We all struggle with the concept. It hits most of us for the first time in our teens–the pressure to conform, to be what others want and expect of us.
Somehow, we dismiss this when we leave our teens, thinking it is all behind us. But for most, I suspect it is not, and worse, for some of us, it started long before our teens.
Luckily for me, it was brought home to me once again, and I must own up to the fact that I have still not completely removed this cancer from my system. My personality is still driven to one degree or another by it.
Maturity knows no age as we all come to realize. Being who we are, being “comfortable in our own skin” is something to be striven for, and as I said, I suspect most think they are, until someone criticizes us, and we realize that we are still held all to tight by the tendrils of wanting to be what is expected of us.
As I said, mostly we encounter this in our teen years in the form of peer pressure. We want to be part of the crowd, and that means liking what the “crowd” likes and disliking what it doesn’t. Sometimes it causes us to do really shameful things, things we know to be wrong, merely to be accepted.
For some of us, it’s far worse than the general stupid behavior that our parents used to complain about, ending in the often heard phrase, “well would you jump off a cliff just because your friends did?” Some of it is generated by our parents themselves.
I’m not just talking about the parents who assault their kids and thus create children and later adults, who through fear, are willing to do anything to curry favor. More to the point, curry love. No, the parent who denigrates the kid, calling him stupid, ugly, fat–these esteem killing sentiments result in adults with low self esteem and they too are willing to conform to others expectations and desires in an attempt to feel wanted and, yes, loved.
I grew up in the 50’s and 60’s, and I deeply felt the pain of not being the ideal. Though I was above average in intelligence, nobody cared much about that. Beauty was still the key to success for girls. Girls were wives and mothers in the making, college was just a means to that end, hopefully nudging up the scale of income.
I was chubby and wore glasses. Not ugly, but not “cute” either. Kids made fun of me, dating was a painful and not often met hope. I was willing to do a good deal to be part of some group, and be accepted. And even there, I suspected I was thoroughly disposable, the one who if late, would not be waited for. (I was never late as a result, and still am not).
Added to that I had dysfunctional parents, who both were good at ridicule. My brains were no big thing, expected as it were. So I was often taunted as being clumsy, stupid (in anything of importance- of which school work was not), fat, etc. My mother once exclaimed regarding my slightly buck and crooked teeth, “why you seem to have inherited all the worst qualities of both me and your dad.” (the teeth were straighted by orthodontics of course)
As a young adult, I latched on to anyone who was kind and supportive, and tried my best to be to their liking. This certainly included men, and I suspect a whole slue of women would agree with me on this. I became that which they desired. I became an enthusiast of football, or prize fighting, or interested in science fiction. I learned about muscle cars, I learned to love hiking or X-Files. It didn’t matter. If he liked it, I liked it.

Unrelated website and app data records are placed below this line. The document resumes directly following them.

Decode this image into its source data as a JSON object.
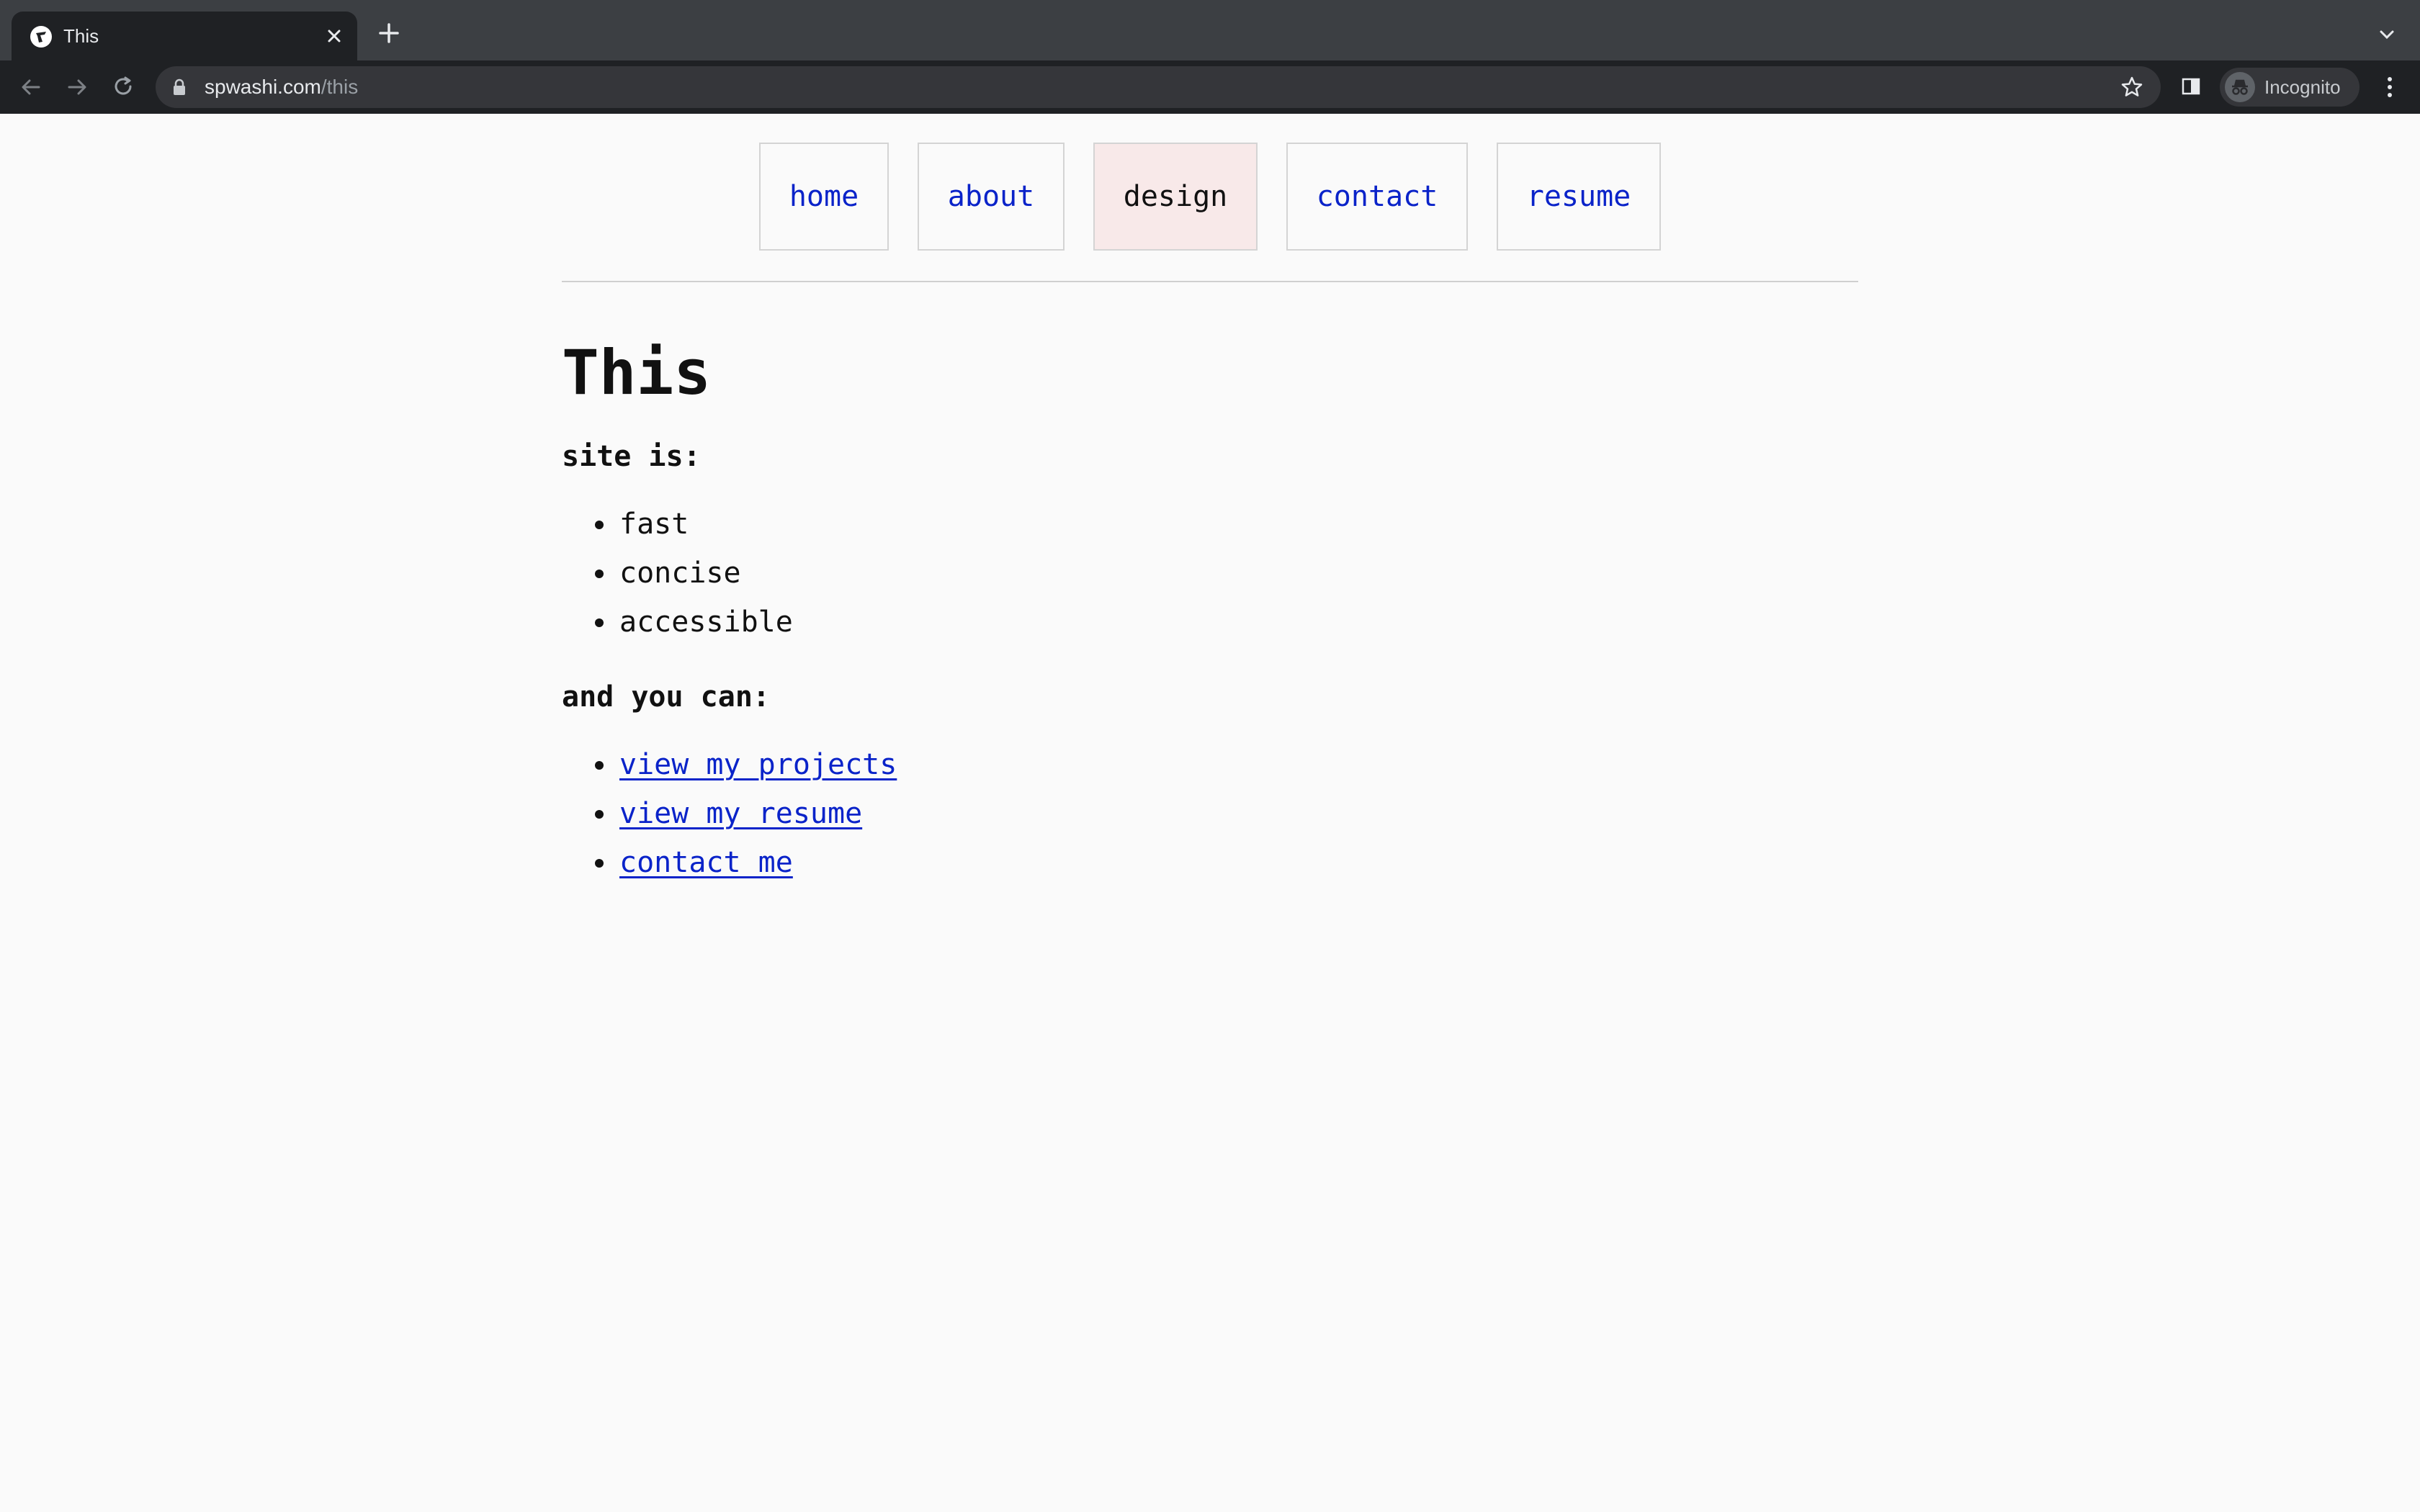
{
  "browser": {
    "tab_title": "This",
    "url_host": "spwashi.com",
    "url_path": "/this",
    "profile_label": "Incognito"
  },
  "nav": {
    "items": [
      {
        "label": "home",
        "active": false
      },
      {
        "label": "about",
        "active": false
      },
      {
        "label": "design",
        "active": true
      },
      {
        "label": "contact",
        "active": false
      },
      {
        "label": "resume",
        "active": false
      }
    ]
  },
  "page": {
    "title": "This",
    "section1_heading": "site is:",
    "qualities": [
      "fast",
      "concise",
      "accessible"
    ],
    "section2_heading": "and you can:",
    "links": [
      "view my projects",
      "view my resume",
      "contact me"
    ]
  },
  "colors": {
    "link": "#0a23c9",
    "active_nav_bg": "#f8e9e9",
    "chrome_dark": "#1f2124",
    "tabstrip": "#3c3f43"
  }
}
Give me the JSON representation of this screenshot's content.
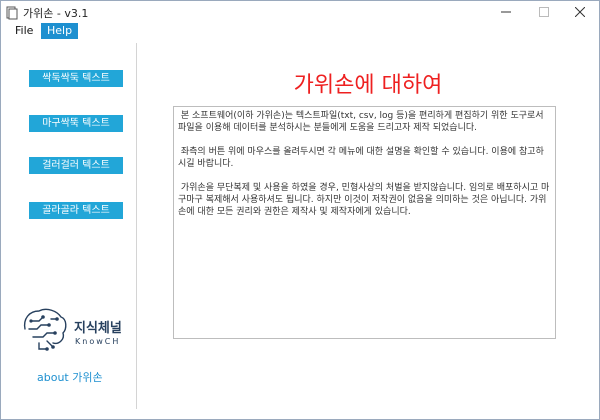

Worse for me, was always to be criticized by someone. Not just any criticism of course. If I was learning something and the criticism was clearly intended to improve my work, so much the better. But if it was of the kind, that suggested that the person just plain didn’t like ME, well then I was deeply hurt.
Not just hurt, I was devastated. I would relate the circumstances to others–had I done anything wrong by their estimation? Was the other person being unreasonable? In most cases, I went to the person and restated my case, sure they had misunderstood. Usually they misunderstood nothing, they still reiterated the same complaint.
I couldn’t let it rest, I would grouse, replay, rethink, re-discuss, all in an attempt to rectify the situation. I couldn’t handle not being liked by someone. Usually of course, I was forced to, and often, in my younger years, this took the form of getting all my “friends” to agree with me and to avoid this person. After all, if they were my friends, they should, right?
Maturity comes of course, in realizing that we are all put together a bit differently. We don’t all like apples, we don’t all like Johnny Depp. The world would be a bore if we did. A person may need a certain type of friend. I may not be able to fulfill that need. That doesn’t mean I’m lacking, it means what it means.
For indeed, no friendship or relationship lives or dies by whether I truly like football or Mozart. Sure, we can have casual acquaitances whom we get together because we share some hobby or sport, but those who care for us, ultimately care for who we are in the deeper part of our psyche.
It’s whether we are kind, warm, loving, compassionate, empathetic, and so forth. If we are fudging on those factors to retain someone’s love, then we are but putting off the inevitable break, when they discover the truth.
Being true to self, means being who you are, even when you know it will bump up hard against the beliefs of someone you care about, or don’t care about. It in fact can’t respond to that at all. It means we are simply in all things true to who we are, letting the chips fall.
In my recent experience of feeling rejected unfairly, I started down the same path of justification and explanation. But I stopped, thanks as usual to the wise man I married. I can’t be and am not what someone else expected or wanted. So be it. I am who I am, like me or don’t.